» **Task data**:
________________________
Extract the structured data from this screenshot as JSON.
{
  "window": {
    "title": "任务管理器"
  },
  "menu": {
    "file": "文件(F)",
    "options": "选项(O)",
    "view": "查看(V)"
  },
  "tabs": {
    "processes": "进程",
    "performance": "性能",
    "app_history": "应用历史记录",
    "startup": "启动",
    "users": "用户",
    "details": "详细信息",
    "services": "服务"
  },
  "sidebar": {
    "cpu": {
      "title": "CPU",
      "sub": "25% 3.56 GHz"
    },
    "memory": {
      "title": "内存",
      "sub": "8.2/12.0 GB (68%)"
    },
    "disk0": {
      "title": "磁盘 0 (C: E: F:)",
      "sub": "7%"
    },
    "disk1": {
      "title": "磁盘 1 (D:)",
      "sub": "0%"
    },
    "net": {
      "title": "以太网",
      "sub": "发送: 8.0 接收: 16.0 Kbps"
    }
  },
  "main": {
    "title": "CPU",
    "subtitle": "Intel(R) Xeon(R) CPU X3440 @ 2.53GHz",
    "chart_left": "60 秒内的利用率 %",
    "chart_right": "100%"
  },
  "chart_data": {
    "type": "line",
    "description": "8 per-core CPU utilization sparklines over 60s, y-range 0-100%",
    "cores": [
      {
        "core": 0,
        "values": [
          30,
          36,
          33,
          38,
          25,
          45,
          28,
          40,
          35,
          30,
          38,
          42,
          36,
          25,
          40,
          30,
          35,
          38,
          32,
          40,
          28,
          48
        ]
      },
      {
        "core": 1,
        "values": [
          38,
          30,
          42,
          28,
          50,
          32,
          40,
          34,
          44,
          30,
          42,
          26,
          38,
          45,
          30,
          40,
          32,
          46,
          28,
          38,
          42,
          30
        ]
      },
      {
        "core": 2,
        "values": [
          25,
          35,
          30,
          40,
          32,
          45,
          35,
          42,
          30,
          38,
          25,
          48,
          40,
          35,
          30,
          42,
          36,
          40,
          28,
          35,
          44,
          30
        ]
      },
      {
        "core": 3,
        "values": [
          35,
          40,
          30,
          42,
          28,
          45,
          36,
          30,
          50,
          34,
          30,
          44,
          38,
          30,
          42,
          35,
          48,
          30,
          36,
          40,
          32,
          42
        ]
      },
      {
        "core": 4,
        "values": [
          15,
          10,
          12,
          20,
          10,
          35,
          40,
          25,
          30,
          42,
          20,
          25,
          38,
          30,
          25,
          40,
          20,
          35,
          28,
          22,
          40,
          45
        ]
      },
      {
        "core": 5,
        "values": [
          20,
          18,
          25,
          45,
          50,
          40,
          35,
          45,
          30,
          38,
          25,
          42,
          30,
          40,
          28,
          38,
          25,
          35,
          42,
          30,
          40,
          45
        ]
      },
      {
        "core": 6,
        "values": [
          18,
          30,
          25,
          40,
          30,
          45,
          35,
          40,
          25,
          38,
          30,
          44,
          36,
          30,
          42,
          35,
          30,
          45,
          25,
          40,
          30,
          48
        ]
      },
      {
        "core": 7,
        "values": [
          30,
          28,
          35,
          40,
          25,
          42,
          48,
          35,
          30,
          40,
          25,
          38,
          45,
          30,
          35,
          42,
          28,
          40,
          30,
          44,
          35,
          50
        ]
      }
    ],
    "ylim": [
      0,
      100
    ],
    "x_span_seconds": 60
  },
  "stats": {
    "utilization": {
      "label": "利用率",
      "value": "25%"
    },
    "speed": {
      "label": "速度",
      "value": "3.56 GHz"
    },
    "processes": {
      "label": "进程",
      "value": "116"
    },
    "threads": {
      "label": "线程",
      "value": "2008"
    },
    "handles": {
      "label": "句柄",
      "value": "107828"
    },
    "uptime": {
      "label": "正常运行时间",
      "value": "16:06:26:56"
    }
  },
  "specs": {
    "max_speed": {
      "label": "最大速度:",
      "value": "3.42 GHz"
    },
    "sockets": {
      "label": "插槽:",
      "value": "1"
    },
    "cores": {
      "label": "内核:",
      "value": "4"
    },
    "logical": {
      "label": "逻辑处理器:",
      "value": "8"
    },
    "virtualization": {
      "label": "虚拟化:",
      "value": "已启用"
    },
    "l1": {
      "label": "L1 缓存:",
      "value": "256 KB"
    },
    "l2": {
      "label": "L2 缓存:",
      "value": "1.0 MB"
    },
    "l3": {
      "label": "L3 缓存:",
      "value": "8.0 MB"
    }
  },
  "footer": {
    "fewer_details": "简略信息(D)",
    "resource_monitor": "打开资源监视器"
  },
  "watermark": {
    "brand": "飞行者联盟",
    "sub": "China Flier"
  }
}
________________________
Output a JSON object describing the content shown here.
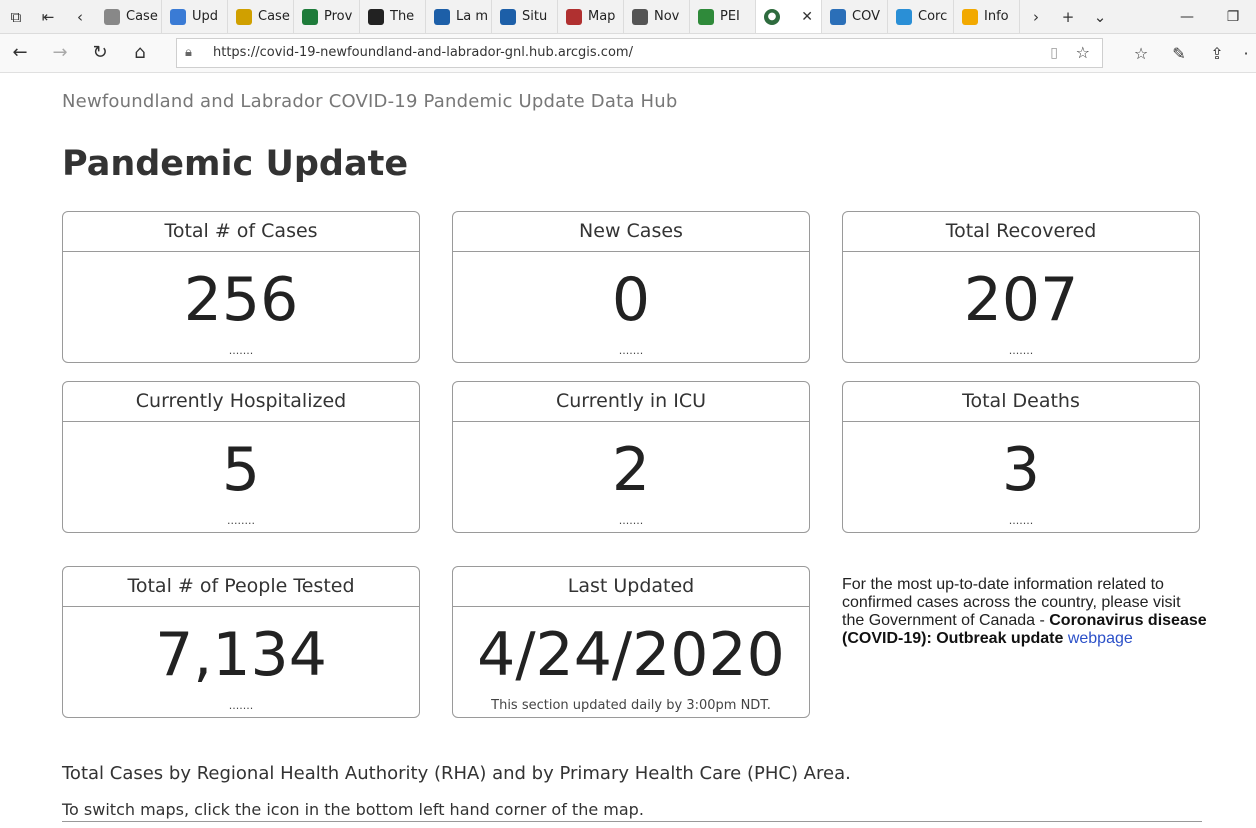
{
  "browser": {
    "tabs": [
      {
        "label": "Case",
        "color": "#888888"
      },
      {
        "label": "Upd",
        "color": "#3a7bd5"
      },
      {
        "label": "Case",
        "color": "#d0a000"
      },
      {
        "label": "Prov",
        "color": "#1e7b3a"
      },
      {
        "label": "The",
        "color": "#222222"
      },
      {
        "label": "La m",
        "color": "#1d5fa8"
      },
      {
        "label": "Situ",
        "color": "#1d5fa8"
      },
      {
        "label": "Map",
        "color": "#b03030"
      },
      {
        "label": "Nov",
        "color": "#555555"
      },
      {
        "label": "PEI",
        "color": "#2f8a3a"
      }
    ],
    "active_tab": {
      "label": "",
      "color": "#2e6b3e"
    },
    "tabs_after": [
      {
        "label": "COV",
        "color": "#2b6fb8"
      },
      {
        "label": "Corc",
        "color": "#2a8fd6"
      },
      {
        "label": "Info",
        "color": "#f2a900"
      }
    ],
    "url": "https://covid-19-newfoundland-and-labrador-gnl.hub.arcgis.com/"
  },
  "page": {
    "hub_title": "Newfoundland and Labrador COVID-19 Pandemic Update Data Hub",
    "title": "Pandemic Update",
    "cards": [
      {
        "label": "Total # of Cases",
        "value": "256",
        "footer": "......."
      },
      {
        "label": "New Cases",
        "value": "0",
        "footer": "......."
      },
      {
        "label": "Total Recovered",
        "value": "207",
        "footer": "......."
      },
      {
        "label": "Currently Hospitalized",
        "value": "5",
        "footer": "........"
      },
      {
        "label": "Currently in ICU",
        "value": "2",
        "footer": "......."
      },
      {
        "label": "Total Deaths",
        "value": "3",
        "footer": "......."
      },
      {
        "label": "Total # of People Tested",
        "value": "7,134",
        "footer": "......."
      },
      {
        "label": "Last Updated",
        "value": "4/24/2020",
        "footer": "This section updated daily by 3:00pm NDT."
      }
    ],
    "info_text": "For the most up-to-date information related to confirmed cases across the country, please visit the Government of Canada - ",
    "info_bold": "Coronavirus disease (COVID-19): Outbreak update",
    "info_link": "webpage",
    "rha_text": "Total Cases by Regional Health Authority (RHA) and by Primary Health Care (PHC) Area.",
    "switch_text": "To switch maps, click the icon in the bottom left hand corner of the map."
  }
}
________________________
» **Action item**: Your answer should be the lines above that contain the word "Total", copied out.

» **Answer for the task**:
        "label": "Total # of Cases",
        "label": "Total Recovered",
        "label": "Total Deaths",
        "label": "Total # of People Tested",
    "rha_text": "Total Cases by Regional Health Authority (RHA) and by Primary Health Care (PHC) Area.",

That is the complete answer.